Eur Radiol. 2001;11(7):1267-75. doi: 10.1007/s003300000729.


Adverse reactions to iodinated contrast media (ICM) are more likely to develop in patients with asthma, a history of allergy or contrast reaction and in those who are debilitated or medically unstable. These reactions can be divided into renal and general, and the latter are subdivided into acute and delayed. Acute general reactions can be minor, intermediate or severe. Fatal reactions are rare. The introduction of low-osmolality agents has caused an overall reduction in the number of non-fatal contrast reactions. Prompt recognition and treatment of acute adverse side effects to ICM is invaluable and may prevent a reaction from becoming severe. Familiarity with cardiopulmonary resuscitation is essential for successful management of life-threatening reactions. Contrast-media-induced renal impairment can be reduced with the use of low-osmolality contrast media and extracellular volume expansion. The use of ICM in diabetic patients receiving metformin should be carried out with care to avoid metformin-induced lactic acidosis. However, this problem is mainly observed in patients with diabetic nephropathy.

Publication types

  • Review

MeSH terms

  • Acidosis, Lactic / chemically induced
  • Contrast Media / administration & dosage
  • Contrast Media / adverse effects*
  • Contrast Media / pharmacokinetics*
  • Drug Hypersensitivity / etiology*
  • Drug Hypersensitivity / prevention & control
  • Drug Hypersensitivity / therapy
  • Humans
  • Hypoglycemic Agents / adverse effects
  • Injections
  • Iodine / administration & dosage
  • Iodine / adverse effects*
  • Iodine / pharmacokinetics*
  • Kidney Diseases / chemically induced
  • Metformin / adverse effects
  • Osmolar Concentration

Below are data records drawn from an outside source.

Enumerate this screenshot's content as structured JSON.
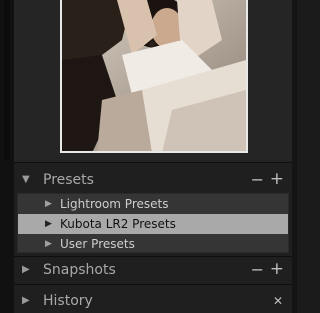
{
  "navigator": {
    "image_description_icon": "photo-preview"
  },
  "panels": {
    "presets": {
      "title": "Presets",
      "minus": "−",
      "plus": "+",
      "expand_icon": "triangle-down-icon",
      "items": [
        {
          "label": "Lightroom Presets",
          "selected": false
        },
        {
          "label": "Kubota LR2 Presets",
          "selected": true
        },
        {
          "label": "User Presets",
          "selected": false
        }
      ]
    },
    "snapshots": {
      "title": "Snapshots",
      "minus": "−",
      "plus": "+",
      "expand_icon": "triangle-right-icon"
    },
    "history": {
      "title": "History",
      "close": "✕",
      "expand_icon": "triangle-right-icon"
    }
  },
  "colors": {
    "selection": "#a9a9a9",
    "panel_bg": "#1f1f1f",
    "list_bg": "#353535"
  }
}
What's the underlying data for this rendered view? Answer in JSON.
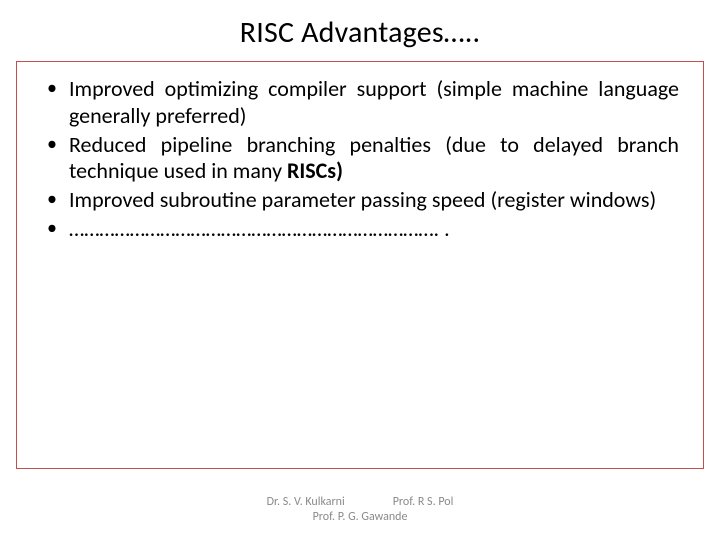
{
  "title": "RISC Advantages…..",
  "bullets": {
    "b0": "Improved optimizing compiler support (simple machine language generally preferred)",
    "b1_pre": "Reduced pipeline branching penalties (due to delayed branch technique used in many ",
    "b1_bold": "RISCs)",
    "b2": "Improved subroutine parameter passing speed (register windows)",
    "b3": "………………………………………………………………. ."
  },
  "footer": {
    "name1": "Dr. S. V. Kulkarni",
    "name2": "Prof. R S. Pol",
    "name3": "Prof. P. G. Gawande"
  }
}
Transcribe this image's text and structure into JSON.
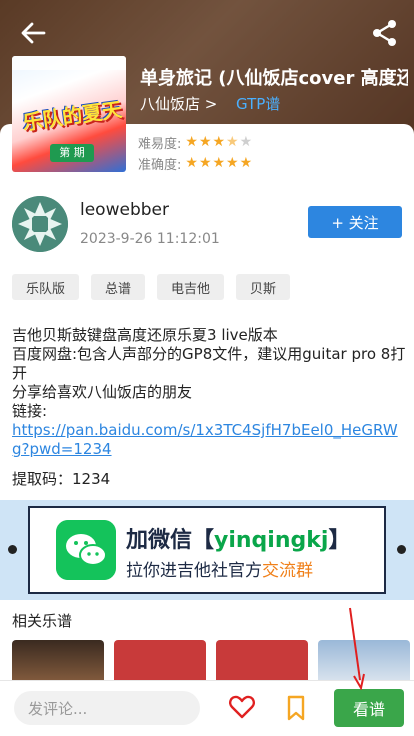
{
  "header": {
    "back_icon": "arrow-left-icon",
    "share_icon": "share-icon"
  },
  "song": {
    "title": "单身旅记 (八仙饭店cover 高度还原",
    "artist": "八仙饭店 >",
    "tab_type": "GTP谱"
  },
  "ratings": {
    "difficulty_label": "难易度:",
    "difficulty_stars": "★★★½☆",
    "difficulty_value": 3.5,
    "accuracy_label": "准确度:",
    "accuracy_stars": "★★★★★",
    "accuracy_value": 5
  },
  "author": {
    "name": "leowebber",
    "datetime": "2023-9-26 11:12:01",
    "follow_label": "+  关注"
  },
  "tags": [
    "乐队版",
    "总谱",
    "电吉他",
    "贝斯"
  ],
  "description": {
    "line1": "吉他贝斯鼓键盘高度还原乐夏3 live版本",
    "line2": "百度网盘:包含人声部分的GP8文件，建议用guitar pro 8打开",
    "line3": "分享给喜欢八仙饭店的朋友",
    "line4": "链接:",
    "link": "https://pan.baidu.com/s/1x3TC4SjfH7bEel0_HeGRWg?pwd=1234",
    "code": "提取码：1234"
  },
  "banner": {
    "line1_prefix": "加微信【",
    "line1_highlight": "yinqingkj",
    "line1_suffix": "】",
    "line2_prefix": "拉你进吉他社官方",
    "line2_highlight": "交流群",
    "colors": {
      "green": "#0aa64a",
      "orange": "#f0801a",
      "navy": "#1d2a44"
    }
  },
  "related": {
    "title": "相关乐谱"
  },
  "bottom": {
    "comment_placeholder": "发评论...",
    "view_label": "看谱"
  }
}
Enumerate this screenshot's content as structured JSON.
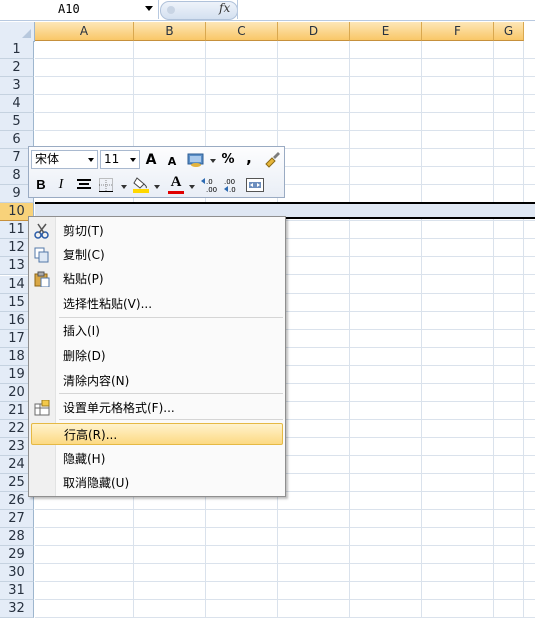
{
  "formula_bar": {
    "name_box": "A10",
    "fx_label": "fx"
  },
  "columns": [
    "A",
    "B",
    "C",
    "D",
    "E",
    "F",
    "G"
  ],
  "rows": [
    "1",
    "2",
    "3",
    "4",
    "5",
    "6",
    "7",
    "8",
    "9",
    "10",
    "11",
    "12",
    "13",
    "14",
    "15",
    "16",
    "17",
    "18",
    "19",
    "20",
    "21",
    "22",
    "23",
    "24",
    "25",
    "26",
    "27",
    "28",
    "29",
    "30",
    "31",
    "32"
  ],
  "selected_row": "10",
  "mini_toolbar": {
    "font_name": "宋体",
    "font_size": "11",
    "grow_font": "A",
    "shrink_font": "A",
    "percent": "%",
    "comma": ",",
    "bold": "B",
    "italic": "I",
    "font_color": "A",
    "inc_decimal": "←.0 .00",
    "dec_decimal": ".00 →.0",
    "accent_fill": "#ffd800",
    "accent_font": "#e00000"
  },
  "context_menu": {
    "items": [
      {
        "label": "剪切(T)",
        "icon": "scissors-icon"
      },
      {
        "label": "复制(C)",
        "icon": "copy-icon"
      },
      {
        "label": "粘贴(P)",
        "icon": "paste-icon"
      },
      {
        "label": "选择性粘贴(V)..."
      },
      {
        "label": "插入(I)"
      },
      {
        "label": "删除(D)"
      },
      {
        "label": "清除内容(N)"
      },
      {
        "label": "设置单元格格式(F)...",
        "icon": "format-cells-icon"
      },
      {
        "label": "行高(R)...",
        "highlighted": true
      },
      {
        "label": "隐藏(H)"
      },
      {
        "label": "取消隐藏(U)"
      }
    ]
  }
}
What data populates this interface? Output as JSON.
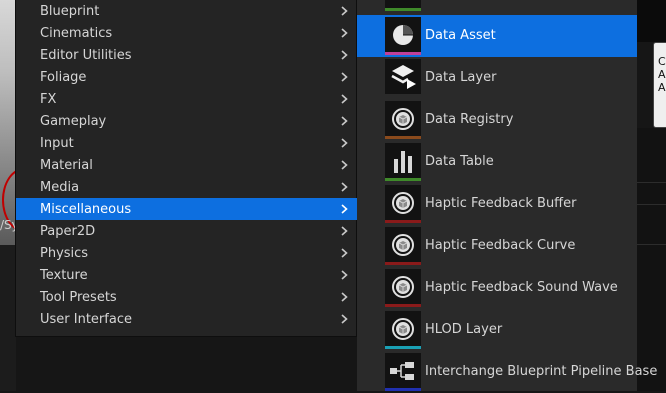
{
  "left_menu": {
    "items": [
      {
        "label": "Blueprint"
      },
      {
        "label": "Cinematics"
      },
      {
        "label": "Editor Utilities"
      },
      {
        "label": "Foliage"
      },
      {
        "label": "FX"
      },
      {
        "label": "Gameplay"
      },
      {
        "label": "Input"
      },
      {
        "label": "Material"
      },
      {
        "label": "Media"
      },
      {
        "label": "Miscellaneous",
        "selected": true
      },
      {
        "label": "Paper2D"
      },
      {
        "label": "Physics"
      },
      {
        "label": "Texture"
      },
      {
        "label": "Tool Presets"
      },
      {
        "label": "User Interface"
      }
    ]
  },
  "right_menu": {
    "items": [
      {
        "label": "Data Asset",
        "icon": "pie-chart-icon",
        "strip_color": "#c0409a",
        "selected": true
      },
      {
        "label": "Data Layer",
        "icon": "layers-icon",
        "strip_color": "#2a2a2a"
      },
      {
        "label": "Data Registry",
        "icon": "object-icon",
        "strip_color": "#8a4a1c"
      },
      {
        "label": "Data Table",
        "icon": "table-bars-icon",
        "strip_color": "#3f8a2a"
      },
      {
        "label": "Haptic Feedback Buffer",
        "icon": "object-icon",
        "strip_color": "#8a1a1a"
      },
      {
        "label": "Haptic Feedback Curve",
        "icon": "object-icon",
        "strip_color": "#8a1a1a"
      },
      {
        "label": "Haptic Feedback Sound Wave",
        "icon": "object-icon",
        "strip_color": "#8a1a1a"
      },
      {
        "label": "HLOD Layer",
        "icon": "object-icon",
        "strip_color": "#1aa0b4"
      },
      {
        "label": "Interchange Blueprint Pipeline Base",
        "icon": "node-graph-icon",
        "strip_color": "#2030b0"
      }
    ]
  },
  "colors": {
    "selection": "#0d6fe0",
    "menu_bg": "#242424",
    "submenu_bg": "#2a2a2a"
  }
}
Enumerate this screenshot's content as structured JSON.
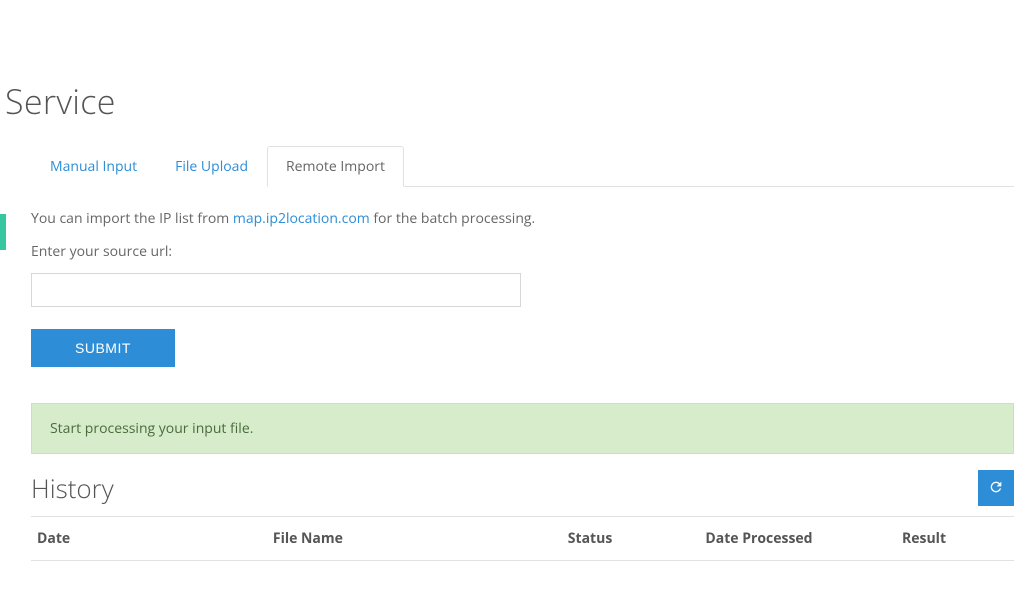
{
  "page_title": "Service",
  "tabs": [
    {
      "label": "Manual Input"
    },
    {
      "label": "File Upload"
    },
    {
      "label": "Remote Import"
    }
  ],
  "intro": {
    "prefix": "You can import the IP list from ",
    "link_text": "map.ip2location.com",
    "suffix": " for the batch processing."
  },
  "source_label": "Enter your source url:",
  "url_value": "",
  "submit_label": "SUBMIT",
  "alert_message": "Start processing your input file.",
  "history_title": "History",
  "columns": {
    "date": "Date",
    "file": "File Name",
    "status": "Status",
    "processed": "Date Processed",
    "result": "Result"
  }
}
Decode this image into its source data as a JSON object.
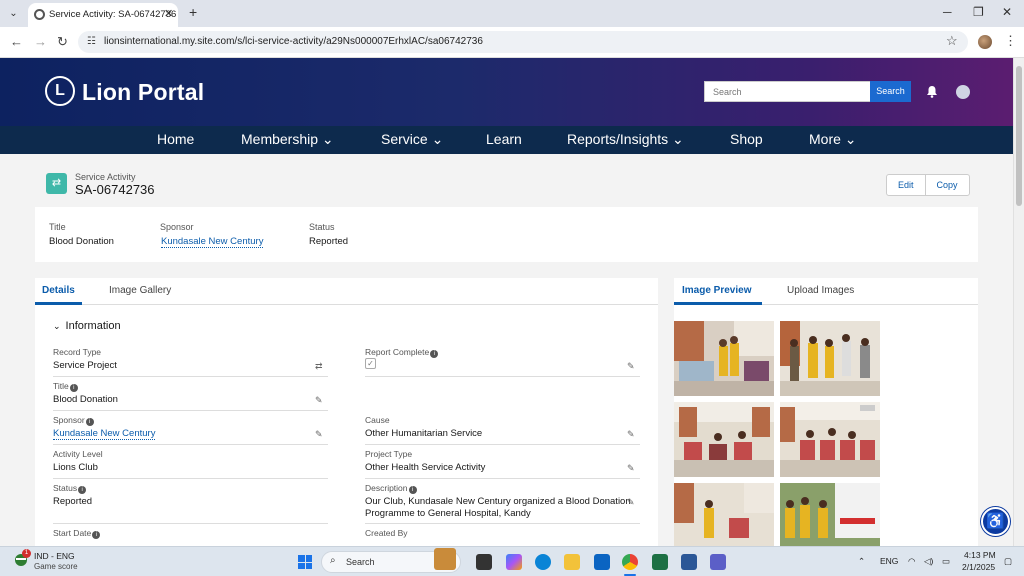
{
  "browser": {
    "tab_title": "Service Activity: SA-06742736",
    "url": "lionsinternational.my.site.com/s/lci-service-activity/a29Ns000007ErhxlAC/sa06742736",
    "new_tab_symbol": "+",
    "close_symbol": "✕"
  },
  "header": {
    "logo_letter": "L",
    "logo_text": "Lion Portal",
    "search_placeholder": "Search",
    "search_button": "Search"
  },
  "nav": {
    "items": [
      {
        "label": "Home"
      },
      {
        "label": "Membership ⌄"
      },
      {
        "label": "Service ⌄"
      },
      {
        "label": "Learn"
      },
      {
        "label": "Reports/Insights ⌄"
      },
      {
        "label": "Shop"
      },
      {
        "label": "More ⌄"
      }
    ]
  },
  "record": {
    "type_label": "Service Activity",
    "name": "SA-06742736",
    "edit_button": "Edit",
    "copy_button": "Copy"
  },
  "highlights": {
    "title_label": "Title",
    "title_value": "Blood Donation",
    "sponsor_label": "Sponsor",
    "sponsor_value": "Kundasale New Century",
    "status_label": "Status",
    "status_value": "Reported"
  },
  "details": {
    "tabs": [
      "Details",
      "Image Gallery"
    ],
    "section_title": "Information",
    "left_fields": [
      {
        "label": "Record Type",
        "value": "Service Project"
      },
      {
        "label": "Title",
        "value": "Blood Donation"
      },
      {
        "label": "Sponsor",
        "value": "Kundasale New Century"
      },
      {
        "label": "Activity Level",
        "value": "Lions Club"
      },
      {
        "label": "Status",
        "value": "Reported"
      },
      {
        "label": "Start Date",
        "value": ""
      }
    ],
    "right_fields": [
      {
        "label": "Report Complete",
        "value": ""
      },
      {
        "label": "Cause",
        "value": "Other Humanitarian Service"
      },
      {
        "label": "Project Type",
        "value": "Other Health Service Activity"
      },
      {
        "label": "Description",
        "value": "Our Club, Kundasale New Century organized a Blood Donation",
        "value2": "Programme to General Hospital, Kandy"
      },
      {
        "label": "Created By",
        "value": ""
      }
    ]
  },
  "gallery": {
    "tabs": [
      "Image Preview",
      "Upload Images"
    ]
  },
  "taskbar": {
    "notification_count": "1",
    "weather_line1": "IND - ENG",
    "weather_line2": "Game score",
    "search_placeholder": "Search",
    "language": "ENG",
    "time": "4:13 PM",
    "date": "2/1/2025"
  },
  "colors": {
    "accent": "#0b5cab",
    "nav_bg": "#0d2a4d",
    "record_icon": "#3fb8a9"
  }
}
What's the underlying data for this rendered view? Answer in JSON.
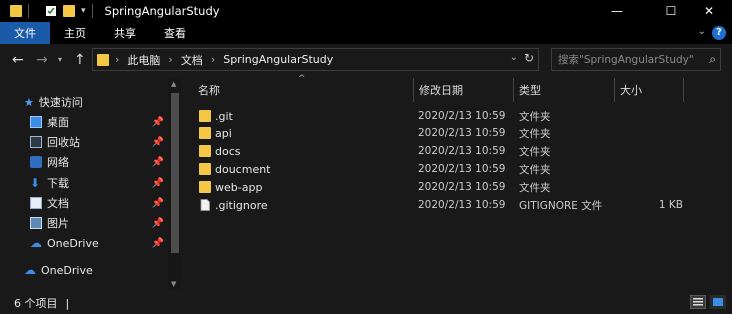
{
  "window": {
    "title": "SpringAngularStudy",
    "controls": {
      "minimize": "—",
      "maximize": "☐",
      "close": "✕"
    }
  },
  "ribbon": {
    "tabs": [
      "文件",
      "主页",
      "共享",
      "查看"
    ],
    "collapse_icon": "chevron-down-icon",
    "help": "?"
  },
  "address": {
    "crumbs": [
      "此电脑",
      "文档",
      "SpringAngularStudy"
    ],
    "search_placeholder": "搜索\"SpringAngularStudy\""
  },
  "nav": {
    "quick_access": "快速访问",
    "items": [
      {
        "label": "桌面",
        "icon": "desktop-icon",
        "pinned": true
      },
      {
        "label": "回收站",
        "icon": "recycle-bin-icon",
        "pinned": true
      },
      {
        "label": "网络",
        "icon": "network-icon",
        "pinned": true
      },
      {
        "label": "下载",
        "icon": "download-icon",
        "pinned": true
      },
      {
        "label": "文档",
        "icon": "documents-icon",
        "pinned": true
      },
      {
        "label": "图片",
        "icon": "pictures-icon",
        "pinned": true
      },
      {
        "label": "OneDrive",
        "icon": "onedrive-icon",
        "pinned": true
      }
    ],
    "onedrive_root": "OneDrive"
  },
  "columns": {
    "name": "名称",
    "date": "修改日期",
    "type": "类型",
    "size": "大小"
  },
  "files": [
    {
      "name": ".git",
      "date": "2020/2/13 10:59",
      "type": "文件夹",
      "size": "",
      "kind": "folder"
    },
    {
      "name": "api",
      "date": "2020/2/13 10:59",
      "type": "文件夹",
      "size": "",
      "kind": "folder"
    },
    {
      "name": "docs",
      "date": "2020/2/13 10:59",
      "type": "文件夹",
      "size": "",
      "kind": "folder"
    },
    {
      "name": "doucment",
      "date": "2020/2/13 10:59",
      "type": "文件夹",
      "size": "",
      "kind": "folder"
    },
    {
      "name": "web-app",
      "date": "2020/2/13 10:59",
      "type": "文件夹",
      "size": "",
      "kind": "folder"
    },
    {
      "name": ".gitignore",
      "date": "2020/2/13 10:59",
      "type": "GITIGNORE 文件",
      "size": "1 KB",
      "kind": "file"
    }
  ],
  "status": {
    "count": "6 个项目",
    "cursor": "|"
  },
  "colors": {
    "accent": "#1a5aa8",
    "folder": "#f4c747",
    "background": "#191919"
  }
}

  • Contrast Media
  • Hypoglycemic Agents
  • Metformin
  • Iodine